Preparing to Drive in Italy
Italians drive on the right side of the road, just like we do. Driving in Italy is not that different than driving in the United States (and it is far less intimidating than driving in Ireland). The roads are (sometimes) smaller, but they are very well maintained. (Make sure you have cash for the toll booths.) Italian drivers are aggressive in the cities (not unlike Dallas drivers), but they are not unsafe drivers. You won’t see people pulled over on the side of the road, but you do have to be wary of speed cameras. Speed is reported in kilometers per hour and it can change rapidly. (Italy is not the autobahn.) Your average rental car will be smaller than it is in the States and that’s a good thing (but be cognizant of how much luggage you bring). We’ve had a Fiat, a Jeep, and an Opel. The Fiat is my favorite thus far.
I love the Back Roads of Italy books. Not only do they include the practicalities of driving in Italy (including road signs, speed limits, etc.), but they also provide a number of suggested itineraries for different regions. It may even be where I first read about Acquacheta, which is one of my favorite restaurants in Montepulciano. I’ve never followed their itineraries to a T, but I have used it to get ideas about where I want to go and how to prioritize our time. Even if you plan to use public transportation between the cities and towns, it can give you an idea of how much time you want to spend in a particular place.

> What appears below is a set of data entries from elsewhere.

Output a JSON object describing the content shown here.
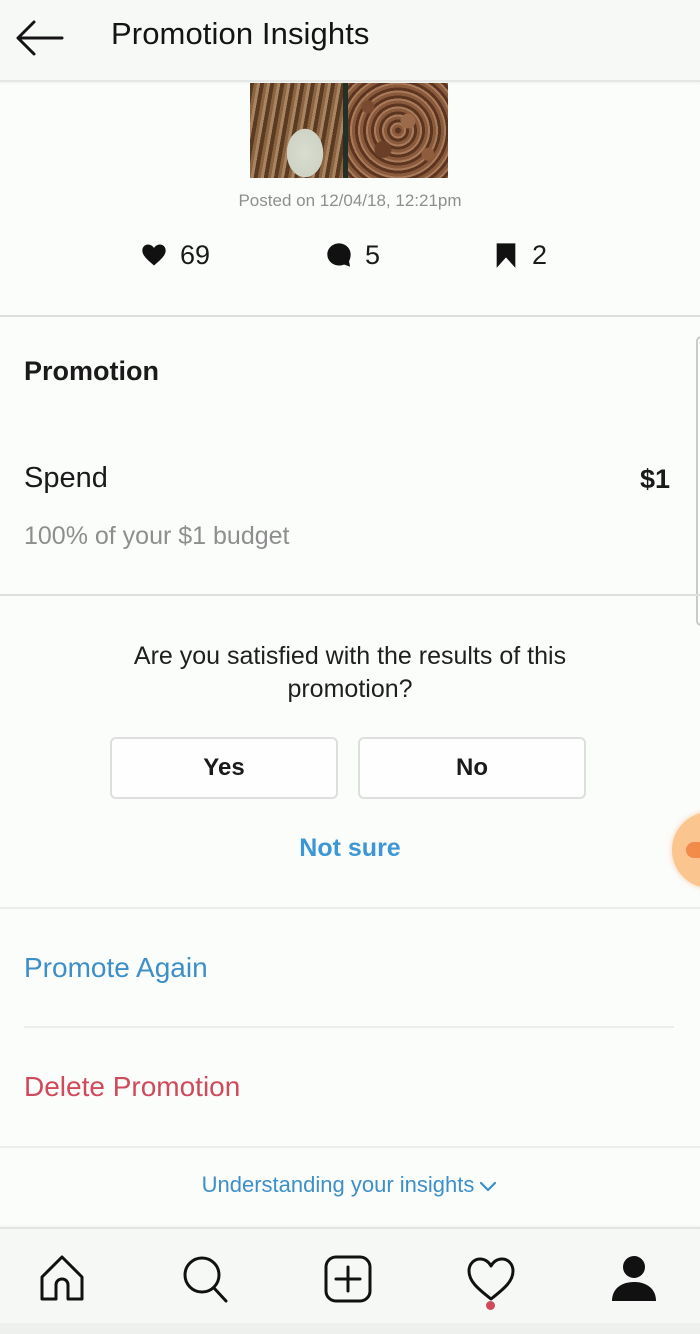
{
  "header": {
    "title": "Promotion Insights",
    "back_icon": "arrow-left-icon"
  },
  "post": {
    "thumbnail_alt": "Before/after curly hair photo",
    "posted_text": "Posted on 12/04/18, 12:21pm",
    "stats": {
      "likes": {
        "icon": "heart-filled-icon",
        "value": "69"
      },
      "comments": {
        "icon": "comment-filled-icon",
        "value": "5"
      },
      "saves": {
        "icon": "bookmark-filled-icon",
        "value": "2"
      }
    }
  },
  "promotion": {
    "section_title": "Promotion",
    "spend_label": "Spend",
    "spend_value": "$1",
    "spend_subtext": "100% of your $1 budget",
    "budget_used_percent": 100
  },
  "feedback": {
    "question": "Are you satisfied with the results of this promotion?",
    "yes_label": "Yes",
    "no_label": "No",
    "not_sure_label": "Not sure"
  },
  "actions": {
    "promote_again": "Promote Again",
    "delete_promotion": "Delete Promotion"
  },
  "footer": {
    "understanding_label": "Understanding your insights",
    "understanding_icon": "chevron-down-icon"
  },
  "bottom_nav": {
    "items": [
      {
        "name": "home",
        "icon": "home-icon"
      },
      {
        "name": "search",
        "icon": "search-icon"
      },
      {
        "name": "new-post",
        "icon": "plus-square-icon"
      },
      {
        "name": "activity",
        "icon": "heart-outline-icon",
        "has_notification": true
      },
      {
        "name": "profile",
        "icon": "profile-icon"
      }
    ]
  },
  "colors": {
    "link_blue": "#3d8fc8",
    "not_sure_blue": "#3d97d4",
    "delete_red": "#cf4a5a",
    "muted_text": "#8e8e8e",
    "floating_bubble": "#fbc58f"
  }
}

We travel with a TEP hotspot or a Skyroam (save 10% on yours with Skyroam promo code JOURNEYOFDOING) so we always have access to maps. This is helpful because we don’t always have cell service, but the hotspot generally works.
I think the biggest surprise to me when we first started driving in Italy is how long it takes to get anywhere. Short distances can be (will be?) long trips. It’s important to give yourself enough time. On our first trip to Tuscany, I booked a wine tasting near Arezzo. It was 30 miles away, so naturally, I thought it would take 30 minutes. Wrong. It took an hour. (Google maps did predict an hour, but I thought I knew better.) By the time we arrived (late), Tom and I were both frazzled and annoyed with each other. Not exactly the romantic sunset tour I had in mind. Renting a car in Italy forces you to slow down and it’s amazing.
We’ve learned how to pull off the side of the road to enjoy the scenery, stop for auto grills (still hoping to make our way through some of the best ones in Plotkin’s book), and venture off the well-worn paths between Rome, Florence, and Venice. Don’t let the idea of driving in Italy keep you on the beaten path (but don’t let the beaten path keep you from visiting those amazing cities multiple times either). I think there is a lot to be gained by pairing small towns with the big cities and you can get a more accurate idea of the culture. It’s also a great way to find delicious meals and great hotels like Borgo dei Conti. What do you have to lose??